■ **Dataset records**
↓

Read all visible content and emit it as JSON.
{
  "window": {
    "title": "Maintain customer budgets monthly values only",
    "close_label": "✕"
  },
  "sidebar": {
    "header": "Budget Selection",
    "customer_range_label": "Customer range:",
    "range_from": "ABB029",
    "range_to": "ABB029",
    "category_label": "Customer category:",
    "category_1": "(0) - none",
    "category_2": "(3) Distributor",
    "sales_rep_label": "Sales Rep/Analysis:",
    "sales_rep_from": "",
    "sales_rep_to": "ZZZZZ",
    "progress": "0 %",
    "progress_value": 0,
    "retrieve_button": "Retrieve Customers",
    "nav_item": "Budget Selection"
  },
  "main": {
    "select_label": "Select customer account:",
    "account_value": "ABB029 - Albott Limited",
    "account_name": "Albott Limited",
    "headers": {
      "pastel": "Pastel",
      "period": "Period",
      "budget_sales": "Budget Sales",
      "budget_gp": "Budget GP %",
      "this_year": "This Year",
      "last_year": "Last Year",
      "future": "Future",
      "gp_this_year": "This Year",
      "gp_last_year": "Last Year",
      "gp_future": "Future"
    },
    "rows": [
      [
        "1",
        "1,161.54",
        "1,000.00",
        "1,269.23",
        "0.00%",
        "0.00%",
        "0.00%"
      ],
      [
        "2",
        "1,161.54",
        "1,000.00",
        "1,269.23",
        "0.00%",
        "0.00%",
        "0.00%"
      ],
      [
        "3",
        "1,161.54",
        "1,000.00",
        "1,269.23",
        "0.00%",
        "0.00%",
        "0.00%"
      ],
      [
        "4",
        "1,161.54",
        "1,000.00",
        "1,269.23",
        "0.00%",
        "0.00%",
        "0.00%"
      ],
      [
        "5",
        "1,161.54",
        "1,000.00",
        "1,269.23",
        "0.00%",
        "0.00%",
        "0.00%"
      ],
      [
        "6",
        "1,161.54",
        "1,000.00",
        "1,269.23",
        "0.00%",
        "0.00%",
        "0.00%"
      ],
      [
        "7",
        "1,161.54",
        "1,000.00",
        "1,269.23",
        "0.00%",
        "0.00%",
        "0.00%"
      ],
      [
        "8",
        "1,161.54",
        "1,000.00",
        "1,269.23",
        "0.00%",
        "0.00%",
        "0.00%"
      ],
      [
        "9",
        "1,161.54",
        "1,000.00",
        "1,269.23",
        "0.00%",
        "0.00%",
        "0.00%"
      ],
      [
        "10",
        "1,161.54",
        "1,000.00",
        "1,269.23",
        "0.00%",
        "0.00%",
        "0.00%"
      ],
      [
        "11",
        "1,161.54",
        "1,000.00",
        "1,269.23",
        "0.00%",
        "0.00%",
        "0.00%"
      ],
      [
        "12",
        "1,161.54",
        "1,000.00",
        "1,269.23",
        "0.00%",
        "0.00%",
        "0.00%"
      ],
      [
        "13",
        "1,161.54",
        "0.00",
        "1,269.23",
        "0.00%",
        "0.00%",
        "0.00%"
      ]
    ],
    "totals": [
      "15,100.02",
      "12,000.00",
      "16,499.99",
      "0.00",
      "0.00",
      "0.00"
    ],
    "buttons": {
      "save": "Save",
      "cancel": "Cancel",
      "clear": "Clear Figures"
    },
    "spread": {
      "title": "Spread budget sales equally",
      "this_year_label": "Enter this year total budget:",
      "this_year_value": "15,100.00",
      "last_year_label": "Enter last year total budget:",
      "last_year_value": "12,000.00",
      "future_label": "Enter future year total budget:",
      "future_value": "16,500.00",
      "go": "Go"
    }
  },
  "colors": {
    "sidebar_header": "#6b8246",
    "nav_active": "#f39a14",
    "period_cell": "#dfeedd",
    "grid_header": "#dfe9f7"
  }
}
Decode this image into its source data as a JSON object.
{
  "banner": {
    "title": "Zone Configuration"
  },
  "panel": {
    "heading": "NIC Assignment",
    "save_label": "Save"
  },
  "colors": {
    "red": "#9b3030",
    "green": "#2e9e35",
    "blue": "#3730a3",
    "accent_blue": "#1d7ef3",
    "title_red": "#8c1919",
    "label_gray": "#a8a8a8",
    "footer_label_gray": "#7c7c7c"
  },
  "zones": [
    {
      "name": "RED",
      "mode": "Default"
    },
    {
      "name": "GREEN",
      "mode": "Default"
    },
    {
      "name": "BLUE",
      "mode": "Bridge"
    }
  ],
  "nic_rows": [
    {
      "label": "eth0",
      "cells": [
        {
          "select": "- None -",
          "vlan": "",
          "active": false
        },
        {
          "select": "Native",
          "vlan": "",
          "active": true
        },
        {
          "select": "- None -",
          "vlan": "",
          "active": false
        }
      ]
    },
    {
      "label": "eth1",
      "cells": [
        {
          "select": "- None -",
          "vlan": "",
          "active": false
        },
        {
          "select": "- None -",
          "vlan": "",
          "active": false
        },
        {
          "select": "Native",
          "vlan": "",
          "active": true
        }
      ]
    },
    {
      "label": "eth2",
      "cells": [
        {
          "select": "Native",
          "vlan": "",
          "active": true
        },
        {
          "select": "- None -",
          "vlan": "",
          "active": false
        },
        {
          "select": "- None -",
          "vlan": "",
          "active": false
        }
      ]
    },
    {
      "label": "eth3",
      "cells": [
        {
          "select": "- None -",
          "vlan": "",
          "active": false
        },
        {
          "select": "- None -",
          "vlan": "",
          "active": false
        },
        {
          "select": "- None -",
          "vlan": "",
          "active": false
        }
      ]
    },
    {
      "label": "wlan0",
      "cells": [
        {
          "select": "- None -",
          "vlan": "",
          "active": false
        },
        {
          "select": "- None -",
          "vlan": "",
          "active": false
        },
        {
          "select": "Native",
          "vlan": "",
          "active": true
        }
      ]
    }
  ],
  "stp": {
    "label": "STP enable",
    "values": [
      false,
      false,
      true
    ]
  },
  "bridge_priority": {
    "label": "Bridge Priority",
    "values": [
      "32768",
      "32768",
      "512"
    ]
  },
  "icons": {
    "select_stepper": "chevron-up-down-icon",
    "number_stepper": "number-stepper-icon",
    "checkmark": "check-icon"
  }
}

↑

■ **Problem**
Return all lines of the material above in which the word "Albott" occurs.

■ **Answer area**
    "account_value": "ABB029 - Albott Limited",
    "account_name": "Albott Limited",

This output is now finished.